It is one thing to understand words, it is a totally different experience to understand the statements made by mystics. The words are simple. Anybody can understand them, but the implications can be understood only by those who have experienced the same kind of consciousness out of which those words have flowed.
This Zen saying is one of the most significant sayings: Better to see the face…
By “the face” is meant your original face – not the face that is reflected in the mirror, not the face this is reflected in other people’s eyes, but the face that you had even before your parents were born, the face that you will have when your body has gone back to the dust, when you are dead. “The original face” is a Zen way of speaking about your spiritual reality, about your innermost truth, about your individuality. The face that you are acquainted with is your personality. The word personality comes from a Greek root persona. Persona means a mask.
Personality is a mask, and you don’t have one personality either, you have many, for different purposes. You are continuously changing your personalities every moment. As the situation changes, your personality changes. Your mask is not one, there are many masks. When you are in need and you approach a friend, you have a different face. when your friend is in need and he approaches you, you have a totally different face. These two faces are not the same at all, and for each situation you have a mask appropriate for it. and amidst this crowd of masks your original face is lost. You are more concerned with what people say about you. Why? – because their eyes, their opinions, their ideas give you your face. Your face is borrowed. If somebody says you are beautiful, you are happy. If somebody says you are ugly, disgusting, you are unhappy.
Your face is dependent on what others say about you. If they call you a saint you start flying above the clouds. And if they call you a sinner, you are crushed below the earth. You don’t know who you are, hence so much concern with other’s opinions, so much concern with mirrors.

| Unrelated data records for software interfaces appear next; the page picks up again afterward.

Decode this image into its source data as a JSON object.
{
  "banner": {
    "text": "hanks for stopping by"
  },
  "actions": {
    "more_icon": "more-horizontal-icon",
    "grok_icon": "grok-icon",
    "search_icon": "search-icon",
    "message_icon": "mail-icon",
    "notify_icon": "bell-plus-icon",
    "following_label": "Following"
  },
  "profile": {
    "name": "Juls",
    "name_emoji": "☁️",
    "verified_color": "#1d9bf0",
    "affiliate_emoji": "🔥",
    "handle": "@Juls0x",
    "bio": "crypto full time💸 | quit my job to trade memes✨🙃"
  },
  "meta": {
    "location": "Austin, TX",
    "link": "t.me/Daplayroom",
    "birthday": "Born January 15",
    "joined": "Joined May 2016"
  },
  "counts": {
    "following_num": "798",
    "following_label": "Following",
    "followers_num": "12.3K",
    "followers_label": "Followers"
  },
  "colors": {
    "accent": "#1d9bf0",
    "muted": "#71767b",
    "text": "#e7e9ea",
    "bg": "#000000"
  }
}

Your whole idea about yourself is borrowed – borrowed from those people who have no idea who they are themselves. It is a very strange world, very insane.
The saying can be understood very easily. That’s what Casper Vogel has done, he thinks he understands.